 The suggestions below are all things that would enhance the school experience for a student with Cystic fibrosis. At the hospital school we would also see many of these actions/ suggestions as being good practice for students with other chronic medical conditions.

  • Very good communication between parents/carers and home school.

  • Termly (at least) review of IEP. Then depending on general attendance and age of student a second set of core (at least) text books at home so that when they cannot be at school they can access their work if appropriate.

  • All passwords and usernames for MLE known if used at school.

  • Being able to leave class 5mins earlier and joining the lunch queue earlier to avoid crowded corridors during class changeover.

  • Discussions between school family and LA for 'as and when' home tuition.

  • Access to quiet warm space e.g. library when under usual circumstances pupils may not have access, at lunchtime etc.

  • Considerations about PE, the communication is very important here as PE is good for CF but a real discussion needs to happen with PE staff to ensure there is an understanding of the condition and that PE may not be appropriate some of the time.

  • Arrangements put in place when PE is not appropriate. If a students level of well being deteriorates some start/end their school day later/earlier and there is also the possibility of dropping subjects after serious consideration and discussion.

  • Discussion with the examinations officer at the start of exam years. As with all students, some CF students may have specific learning needs, these will also need to be taken into account and addressed.

I need to sort home tuition for a year 10 pupil, it is a pivotal time for her and I am concerned it will affect her results - the LA's advice is email her some work - this does not feel good enough, how can I ensure she gets access to home tuition?

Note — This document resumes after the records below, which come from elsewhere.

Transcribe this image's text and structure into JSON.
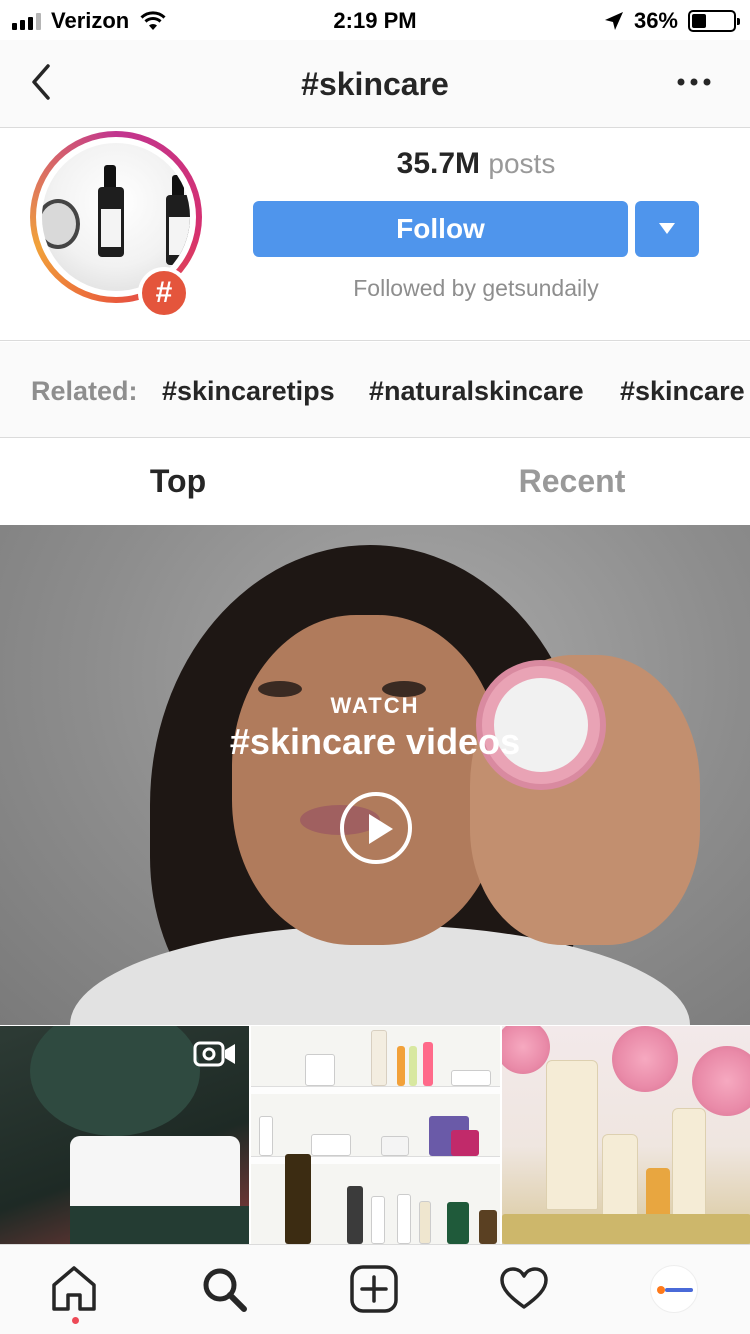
{
  "status_bar": {
    "carrier": "Verizon",
    "time": "2:19 PM",
    "battery": "36%",
    "battery_level": 0.36,
    "icons": [
      "signal-icon",
      "wifi-icon",
      "location-arrow-icon",
      "battery-icon"
    ]
  },
  "nav": {
    "title": "#skincare",
    "back_icon": "chevron-left-icon",
    "more_icon": "more-horizontal-icon"
  },
  "header": {
    "post_count": "35.7M",
    "post_label": "posts",
    "follow_label": "Follow",
    "followed_by": "Followed by getsundaily",
    "badge_symbol": "#",
    "accent_color": "#4f95ec",
    "badge_color": "#e4553c"
  },
  "related": {
    "label": "Related:",
    "tags": [
      "#skincaretips",
      "#naturalskincare",
      "#skincare"
    ]
  },
  "tabs": [
    {
      "label": "Top",
      "active": true
    },
    {
      "label": "Recent",
      "active": false
    }
  ],
  "featured": {
    "watch_label": "WATCH",
    "title": "#skincare videos",
    "play_icon": "play-circle-icon"
  },
  "grid": {
    "items": [
      {
        "type": "video",
        "icon": "video-camera-icon"
      },
      {
        "type": "photo"
      },
      {
        "type": "photo"
      }
    ]
  },
  "tabbar": {
    "items": [
      "home-icon",
      "search-icon",
      "add-post-icon",
      "heart-icon",
      "profile-avatar"
    ]
  }
}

It may be helpful to refer to the following document: Access to Education for children and young people with Medical needs – Summary. This can be found in the resources section of this website. This documents outlines the duties placed upon the local authority to ensure that children and young people have their right to education protected.

Can home tuition happen if the pupil does not have the stated 3 consecutive weeks of absence, but who has frequent short absences due to a chronic illness?

Yes, this needs to be negotiated and different LAs have put in support for pupils depending on their needs.

There's a boy in my class who has had a very bad road traffic accident and is unable to come back to school for the rest of the term. Where do we stand in terms of ensuring that he continues with his education?

If a child or young person is unable to attend school for more that 3 weeks they will be entitled to tuition at home. The home school still has a responsibility to ensure continuity by liaising with the family and tuition service and by providing appropriate work or subject guidance. A referral for tuition can be made by the hospital school or tuition service or the home school; the referral will need to be made to the local education authority. A supporting letter from a hospital consultant is usually required. A good way to find the correct person to contact at the LEA is through the SEN department. Useful information can be found here